W0SD wrote: »
I am disappointed by not surprised that I have RFI noise on amateur radio. I find a "birdie" about every 24 khz on all the amateur bands. I am using an Outback Flex 80. If I shut the breaker off to the four 205 watt 24 volt panels the "birdies" go away other than on 80 meters
I can still barely hear them and if I shut the Flex 80 off then they go away. When the controller goes to "sleep" I of course do not have them.
I have twisted the wires out of the controller going to the battery and I have tried ferrite all to no avail. I did some "sniffing" with my HT on two
meters and I find the lines with about 50-60 volts coming in from the panel are radiating as well as those going to the battery bank. It would
not be real hard to put the wires going to the battery bank in conduit but I wonder if anyone has had success doing this. I would assume you would have to bypass each end of the conduit to ground? It would be a lot more difficult to put the wire coming in from the panels in conduit.
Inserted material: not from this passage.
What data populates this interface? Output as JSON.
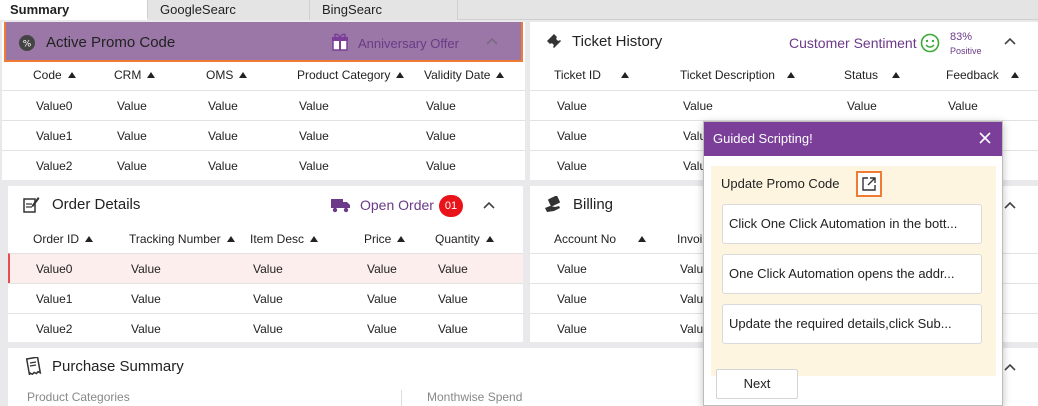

I have the first 25 feet buried.
It is coming in over the antenna's as I can use antenna's farther away and the "birdies" are weaker and I can point my beans away and they
Another question? I note that the Xantrex MPPT controller has an FCC Class B rating. Is there anyone here that has this unit and could tune the ham bands and tell me if they have "birdies" They are very loud and are, not problem to hear from the Flex 80.
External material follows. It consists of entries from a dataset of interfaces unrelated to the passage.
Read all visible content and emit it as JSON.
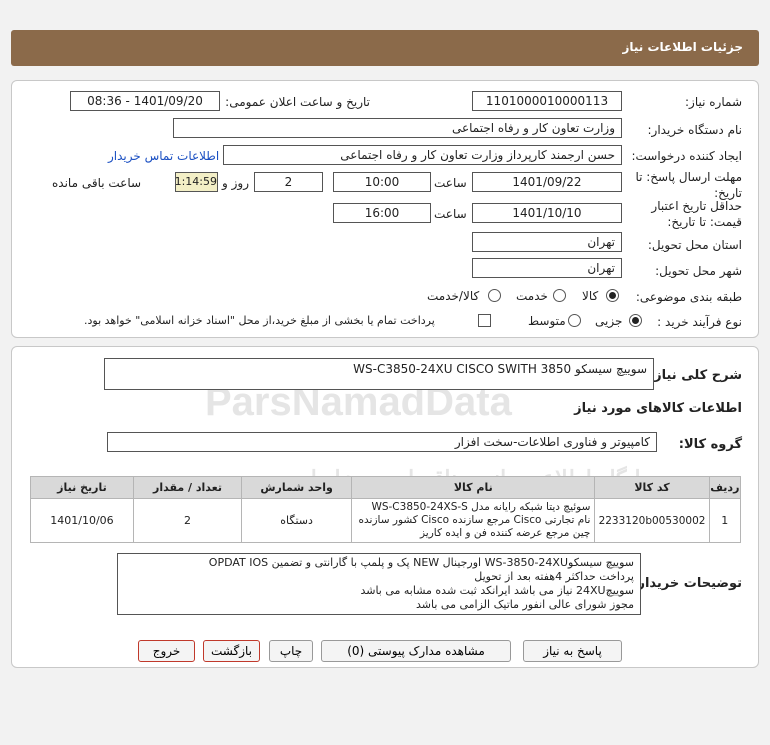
{
  "header": {
    "title": "جزئیات اطلاعات نیاز"
  },
  "form": {
    "need_number_label": "شماره نیاز:",
    "need_number": "1101000010000113",
    "announce_label": "تاریخ و ساعت اعلان عمومی:",
    "announce_value": "1401/09/20 - 08:36",
    "buyer_org_label": "نام دستگاه خریدار:",
    "buyer_org": "وزارت تعاون کار و رفاه اجتماعی",
    "requester_label": "ایجاد کننده درخواست:",
    "requester": "حسن ارجمند کارپرداز وزارت تعاون کار و رفاه اجتماعی",
    "contact_link": "اطلاعات تماس خریدار",
    "reply_deadline_label_1": "مهلت ارسال پاسخ: تا",
    "reply_deadline_label_2": "تاریخ:",
    "reply_date": "1401/09/22",
    "time_label": "ساعت",
    "reply_time": "10:00",
    "days_value": "2",
    "days_label": "روز و",
    "remaining_time": "01:14:59",
    "remaining_label": "ساعت باقی مانده",
    "validity_label_1": "حداقل تاریخ اعتبار",
    "validity_label_2": "قیمت: تا تاریخ:",
    "validity_date": "1401/10/10",
    "validity_time": "16:00",
    "province_label": "استان محل تحویل:",
    "province": "تهران",
    "city_label": "شهر محل تحویل:",
    "city": "تهران",
    "category_label": "طبقه بندی موضوعی:",
    "category_options": [
      "کالا",
      "خدمت",
      "کالا/خدمت"
    ],
    "process_label": "نوع فرآیند خرید :",
    "process_options": [
      "جزیی",
      "متوسط"
    ],
    "treasury_note": "پرداخت تمام یا بخشی از مبلغ خرید،از محل \"اسناد خزانه اسلامی\" خواهد بود."
  },
  "summary": {
    "title_label": "شرح کلی نیاز:",
    "title_value": "سوییچ سیسکو WS-C3850-24XU  CISCO SWITH 3850",
    "items_heading": "اطلاعات کالاهای مورد نیاز",
    "group_label": "گروه کالا:",
    "group_value": "کامپیوتر و فناوری اطلاعات-سخت افزار"
  },
  "table": {
    "headers": [
      "ردیف",
      "کد کالا",
      "نام کالا",
      "واحد شمارش",
      "تعداد / مقدار",
      "تاریخ نیاز"
    ],
    "rows": [
      {
        "row": "1",
        "code": "2233120b00530002",
        "name": "سوئیچ دیتا شبکه رایانه مدل WS-C3850-24XS-S نام تجارتی Cisco مرجع سازنده Cisco کشور سازنده چین مرجع عرضه کننده فن و ایده کاریز",
        "unit": "دستگاه",
        "qty": "2",
        "date": "1401/10/06"
      }
    ]
  },
  "buyer_notes": {
    "label": "توضیحات خریدار:",
    "lines": [
      "سوییچ سیسکوWS-3850-24XU   اورجینال NEW پک و پلمپ با گارانتی و تضمین OPDAT IOS",
      "پرداخت حداکثر 4هفته بعد از تحویل",
      "سوییچ24XU نیاز می باشد ایرانکد ثبت شده مشابه می باشد",
      "مجوز شورای عالی انفور ماتیک الزامی می باشد"
    ]
  },
  "buttons": {
    "reply": "پاسخ به نیاز",
    "docs": "مشاهده مدارک پیوستی (0)",
    "print": "چاپ",
    "back": "بازگشت",
    "exit": "خروج"
  },
  "watermark": {
    "brand": "ParsNamadData",
    "fa_line1": "پایگاه اطلاع رسانی مناقصات و مزایدات",
    "fa_line2": "پارس نماد داده"
  },
  "colors": {
    "header": "#8b6a4a",
    "link": "#1a4fc2",
    "remaining_bg": "#f3efc6",
    "exit_border": "#c0392b"
  }
}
niel wrote: »
the inductance that is added is to affect frequencies far beyond what the desired frequency is (0hz) and the power content of those harmonics are much lower, especially in the rf spectrum range of things, so it will not have an adverse effect to the controller imo. we are NOT talking of very large amounts of inductance in the suppressing emi/rfi.
54d18 wrote: »
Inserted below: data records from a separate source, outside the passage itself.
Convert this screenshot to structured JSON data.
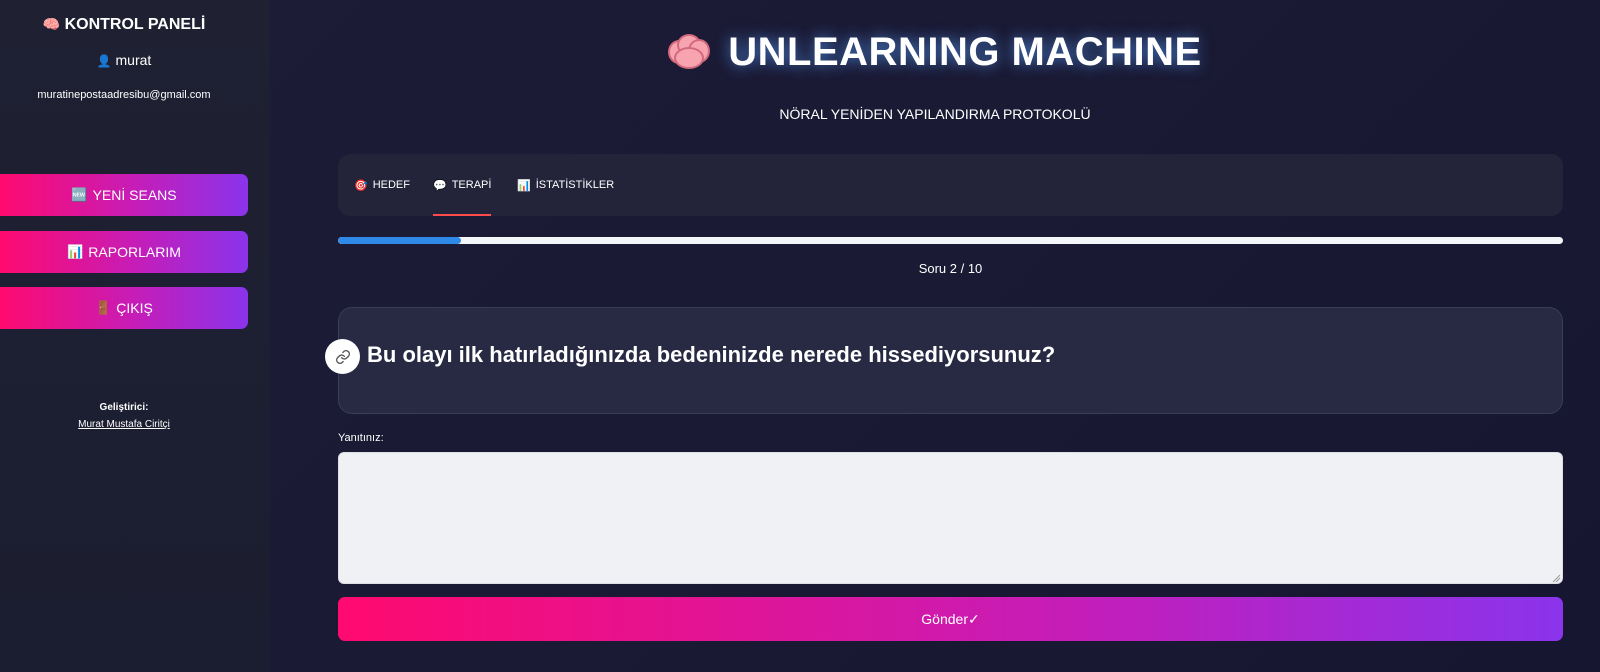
{
  "sidebar": {
    "title": "KONTROL PANELİ",
    "title_icon": "brain-icon",
    "username": "murat",
    "user_icon": "user-icon",
    "email": "muratinepostaadresibu@gmail.com",
    "buttons": [
      {
        "icon": "🆕",
        "icon_name": "new-icon",
        "label": "YENİ SEANS"
      },
      {
        "icon": "📊",
        "icon_name": "chart-icon",
        "label": "RAPORLARIM"
      },
      {
        "icon": "🚪",
        "icon_name": "door-icon",
        "label": "ÇIKIŞ"
      }
    ],
    "developer_label": "Geliştirici:",
    "developer_name": "Murat Mustafa Ciritçi"
  },
  "header": {
    "title": "UNLEARNING MACHINE",
    "subtitle": "NÖRAL YENİDEN YAPILANDIRMA PROTOKOLÜ"
  },
  "tabs": [
    {
      "icon": "🎯",
      "icon_name": "target-icon",
      "label": "HEDEF",
      "active": false
    },
    {
      "icon": "💬",
      "icon_name": "speech-bubble-icon",
      "label": "TERAPİ",
      "active": true
    },
    {
      "icon": "📊",
      "icon_name": "chart-icon",
      "label": "İSTATİSTİKLER",
      "active": false
    }
  ],
  "progress": {
    "current": 2,
    "total": 10,
    "fraction": 0.1,
    "text": "Soru 2 / 10"
  },
  "question": {
    "text": "Bu olayı ilk hatırladığınızda bedeninizde nerede hissediyorsunuz?"
  },
  "answer": {
    "label": "Yanıtınız:",
    "value": ""
  },
  "submit": {
    "label": "Gönder✓"
  },
  "colors": {
    "accent_pink": "#ff0a6f",
    "accent_purple": "#8a34ec",
    "progress_blue": "#2e8ae6",
    "tab_underline": "#ff4b4b",
    "background": "#1a1a34"
  }
}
I then added
a small, maybe 100 pF Ceramic Cap accross the solar leads and that
pretty much did it.
Scuba-Junky wrote: »
Which controller model? What end of the solar leads did you put the cap? Solar end or cc end of cable? Are you a ham radio op and if so, did this clean things up for the HF bands? What voltage is your panel array? What voltage is your battery system? I'm starting to think that all of these factors play into the equation.
John said, " ... But on the other hand , with everything coming from china [ too many lack of quality from there ] gear .I suspect the issue will only get worse ... ".
Welcome to the Forum. Yes, the previous post was dated Sept. 2013.
Of course, NOT everything comes from China -- MidNite products are made in Washington state, USA.
Also, regarding noise from MPPT Charge Controllers (CC), Emission regulations from the FCC, begin for frequencies of 30.00 MHz and above. The entire HF spectrum Emissions regulations apply to Line Conducted Emissions from about 150 KHz to 30.0 MHz and only for electronic devices that connect to the AC power mains. These HF emissions are much stronger than those that are radiated, above 30 MHz.
As has been noted in this discussion, there are a number of effective Emission reduction techniques for CC emissions, and similar solutions that apply to inverters and other switching devices -- on our properties. Emissions from close neighbors, not so much.
IMO, 73 GL, Vic
It is possible that RFI could be causing this issue.
But, somehow, I kinna doubt it. Do wonder if some other device in your area is using the same 433.XX MHz frequency for remote control -- Keyless Entry, UHF TV/Satellite RX Remote, RADAR, etc.433.XX MHz is used for auto Keyless Entry systems for cars built for the non-NA market. All of the remote control devices use very low power, but the receivers in controlled devices are usually quite crude.
433-ish MHz is in or near an ISM band, IIRC. There could be some such device near your location that might be running more output power than a typical remote transmitter ... :https://en.wikipedia.org/wiki/ISM_band
RFI from Power Electronics should have its Emissions well attenuated, at your remote light's frequency.
No time now to spend on this, but isolating the components of your system might help you get a better idea of what is happening ..
More later, Vic
Thanks Estragon for the update. Knock, knock ... hope that you have found the culprit in that thermometer.
Good luck, and please let us know how things are going. Thanks, Vic